DiGRA/FDG '16 - Proceedings of the First International Joint Conference of DiGRA and FDG
Dundee, Scotland: Digital Games Research Association and Society for the Advancement of the Science of Digital Games, August, 2016
ISBN / ISNN: ISSN 2342-9666

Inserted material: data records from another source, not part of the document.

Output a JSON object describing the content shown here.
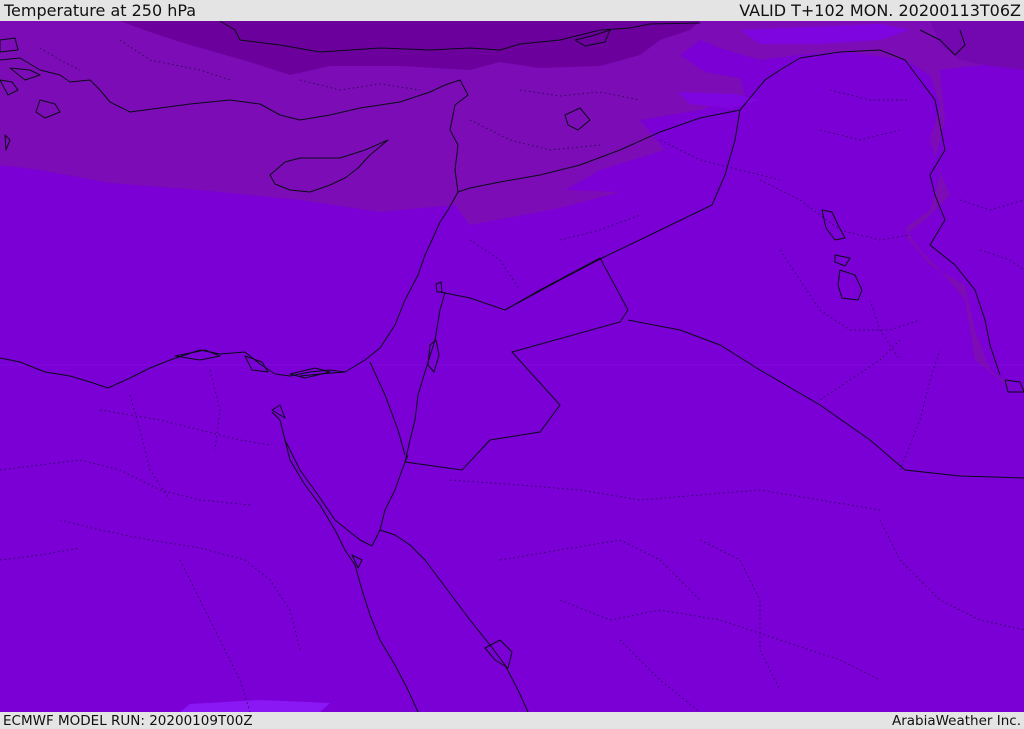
{
  "header": {
    "title": "Temperature at 250 hPa",
    "valid": "VALID T+102 MON. 20200113T06Z"
  },
  "footer": {
    "model_run": "ECMWF MODEL RUN: 20200109T00Z",
    "credit": "ArabiaWeather Inc."
  },
  "colors": {
    "field_main": "#7a00d6",
    "field_band": "#7c0cb6",
    "field_cold": "#6c009c",
    "field_warm_patch": "#8a14f0",
    "coastline": "#0b0b1a"
  }
}
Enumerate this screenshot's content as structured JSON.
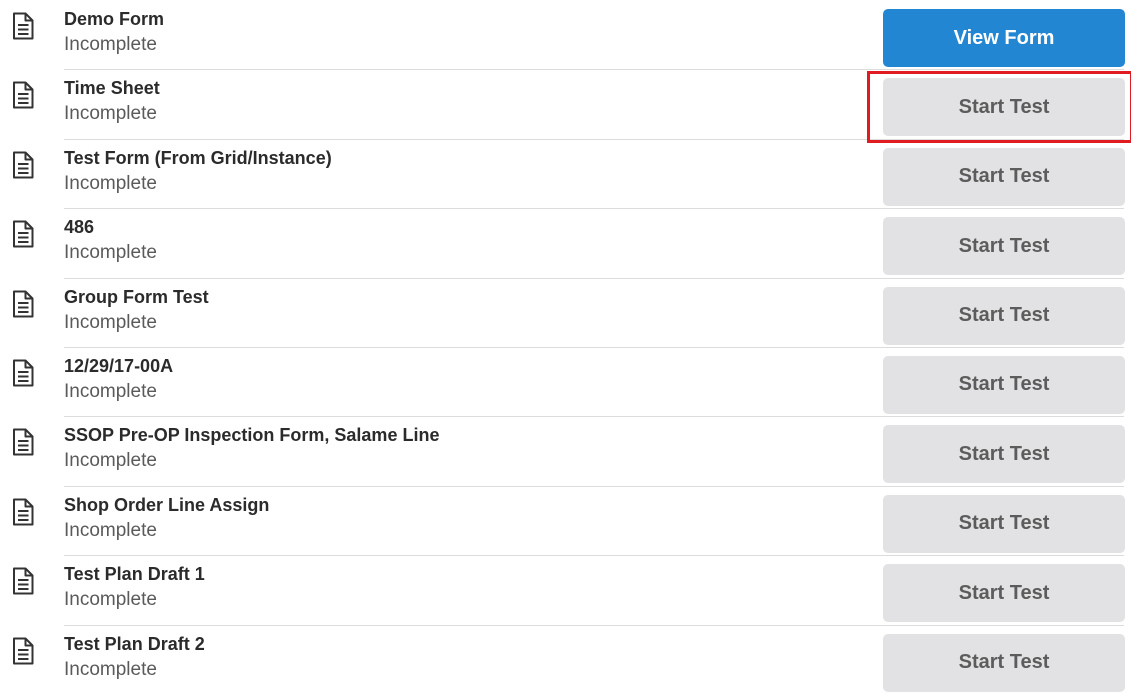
{
  "forms": [
    {
      "name": "Demo Form",
      "status": "Incomplete",
      "action_label": "View Form",
      "action_style": "primary"
    },
    {
      "name": "Time Sheet",
      "status": "Incomplete",
      "action_label": "Start Test",
      "action_style": "secondary"
    },
    {
      "name": "Test Form (From Grid/Instance)",
      "status": "Incomplete",
      "action_label": "Start Test",
      "action_style": "secondary"
    },
    {
      "name": "486",
      "status": "Incomplete",
      "action_label": "Start Test",
      "action_style": "secondary"
    },
    {
      "name": "Group Form Test",
      "status": "Incomplete",
      "action_label": "Start Test",
      "action_style": "secondary"
    },
    {
      "name": "12/29/17-00A",
      "status": "Incomplete",
      "action_label": "Start Test",
      "action_style": "secondary"
    },
    {
      "name": "SSOP Pre-OP Inspection Form, Salame Line",
      "status": "Incomplete",
      "action_label": "Start Test",
      "action_style": "secondary"
    },
    {
      "name": "Shop Order Line Assign",
      "status": "Incomplete",
      "action_label": "Start Test",
      "action_style": "secondary"
    },
    {
      "name": "Test Plan Draft 1",
      "status": "Incomplete",
      "action_label": "Start Test",
      "action_style": "secondary"
    },
    {
      "name": "Test Plan Draft 2",
      "status": "Incomplete",
      "action_label": "Start Test",
      "action_style": "secondary"
    }
  ],
  "icons": {
    "row_icon": "document-icon"
  },
  "colors": {
    "primary_button": "#2386d3",
    "secondary_button": "#e2e2e4",
    "highlight_border": "#e01b22"
  }
}
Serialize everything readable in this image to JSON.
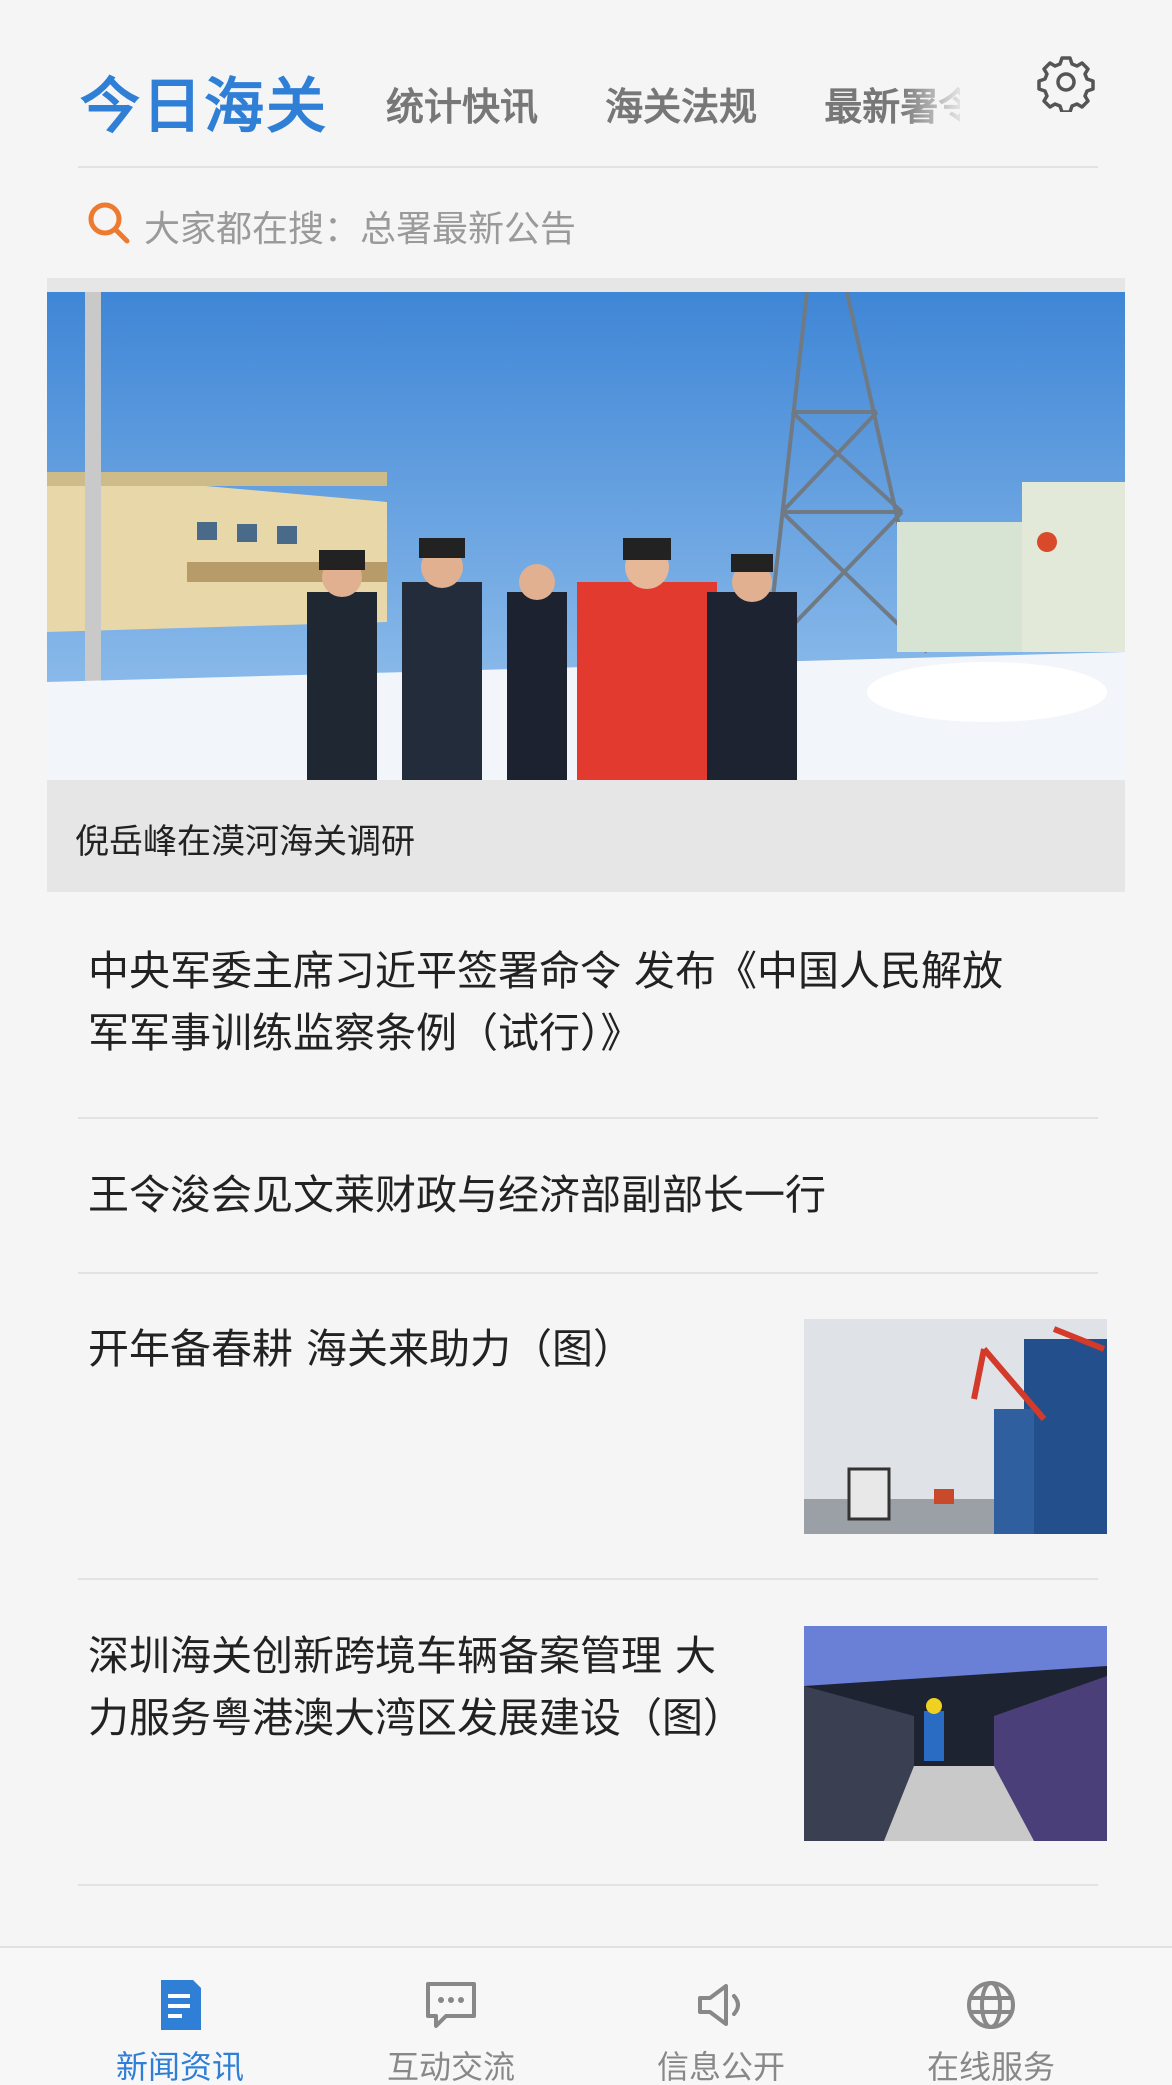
{
  "header": {
    "brand": "今日海关",
    "tabs": [
      "统计快讯",
      "海关法规",
      "最新署令"
    ],
    "settings_icon": "gear-icon",
    "accent_color": "#2f7fd7"
  },
  "search": {
    "placeholder": "大家都在搜：总署最新公告",
    "icon": "search-icon",
    "icon_color": "#ee7a2f"
  },
  "banner": {
    "caption": "倪岳峰在漠河海关调研"
  },
  "news": [
    {
      "title_lines": [
        "中央军委主席习近平签署命令 发布《中国人民解放",
        "军军事训练监察条例（试行）》"
      ],
      "has_thumb": false
    },
    {
      "title_lines": [
        "王令浚会见文莱财政与经济部副部长一行"
      ],
      "has_thumb": false
    },
    {
      "title_lines": [
        "开年备春耕 海关来助力（图）"
      ],
      "has_thumb": true,
      "thumb": "port-cranes-photo"
    },
    {
      "title_lines": [
        "深圳海关创新跨境车辆备案管理 大",
        "力服务粤港澳大湾区发展建设（图）"
      ],
      "has_thumb": true,
      "thumb": "vehicle-inspection-photo"
    }
  ],
  "bottom_nav": {
    "items": [
      {
        "label": "新闻资讯",
        "icon": "news-icon",
        "active": true
      },
      {
        "label": "互动交流",
        "icon": "chat-icon",
        "active": false
      },
      {
        "label": "信息公开",
        "icon": "megaphone-icon",
        "active": false
      },
      {
        "label": "在线服务",
        "icon": "globe-icon",
        "active": false
      }
    ]
  }
}
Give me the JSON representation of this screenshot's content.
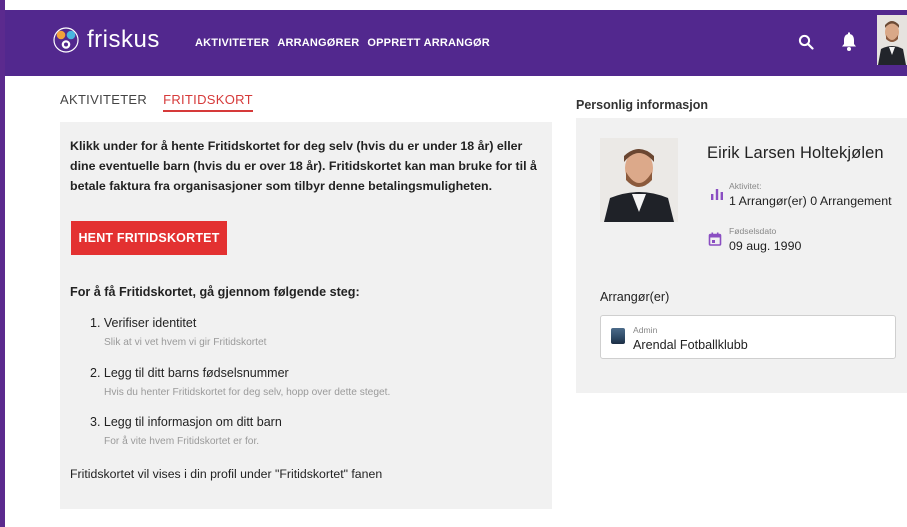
{
  "header": {
    "brand": "friskus",
    "nav": [
      "AKTIVITETER",
      "ARRANGØRER",
      "OPPRETT ARRANGØR"
    ],
    "icons": {
      "search": "search-icon",
      "bell": "bell-icon",
      "avatar": "avatar"
    },
    "colors": {
      "bar": "#52288e",
      "accent": "#e33131"
    }
  },
  "tabs": [
    {
      "label": "AKTIVITETER",
      "active": false
    },
    {
      "label": "FRITIDSKORT",
      "active": true
    }
  ],
  "fritidskort": {
    "intro": "Klikk under for å hente Fritidskortet for deg selv (hvis du er under 18 år) eller dine eventuelle barn (hvis du er over 18 år). Fritidskortet kan man bruke for til å betale faktura fra organisasjoner som tilbyr denne betalingsmuligheten.",
    "button_label": "HENT FRITIDSKORTET",
    "steps_title": "For å få Fritidskortet, gå gjennom følgende steg:",
    "steps": [
      {
        "title": "1. Verifiser identitet",
        "desc": "Slik at vi vet hvem vi gir Fritidskortet"
      },
      {
        "title": "2. Legg til ditt barns fødselsnummer",
        "desc": "Hvis du henter Fritidskortet for deg selv, hopp over dette steget."
      },
      {
        "title": "3. Legg til informasjon om ditt barn",
        "desc": "For å vite hvem Fritidskortet er for."
      }
    ],
    "footer_note": "Fritidskortet vil vises i din profil under \"Fritidskortet\" fanen"
  },
  "profile": {
    "section_title": "Personlig informasjon",
    "name": "Eirik Larsen Holtekjølen",
    "activity_label": "Aktivitet:",
    "activity_value": "1 Arrangør(er) 0 Arrangement",
    "birth_label": "Fødselsdato",
    "birth_value": "09 aug. 1990",
    "organizers_title": "Arrangør(er)",
    "organizers": [
      {
        "role": "Admin",
        "name": "Arendal Fotballklubb"
      }
    ]
  }
}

As an instance of the critical dystopia, The Last of Us lets the player enact a post-apocalyptic story in which human society has been severely decimated by the Cordyceps infection and where nature has made an astonishing return. This paper examines the ecological rhetoric of The Last of Us by laying emphasis on the empirical player’s emancipated involvement in the gameworld (virtualized storyworld) and how s/he engages in a creative dialectic with the implied player. In suggesting the utopian enclave of a life in balance with nature, The Last of Us scrutinises the ills of our empirical present and lays a negative image on the latter. As such, The Last of Us is a magnificent example of the video game dystopia and succeeds in triggering a powerful aesthetic response in the empirical player, which might result in a call to action in the real world.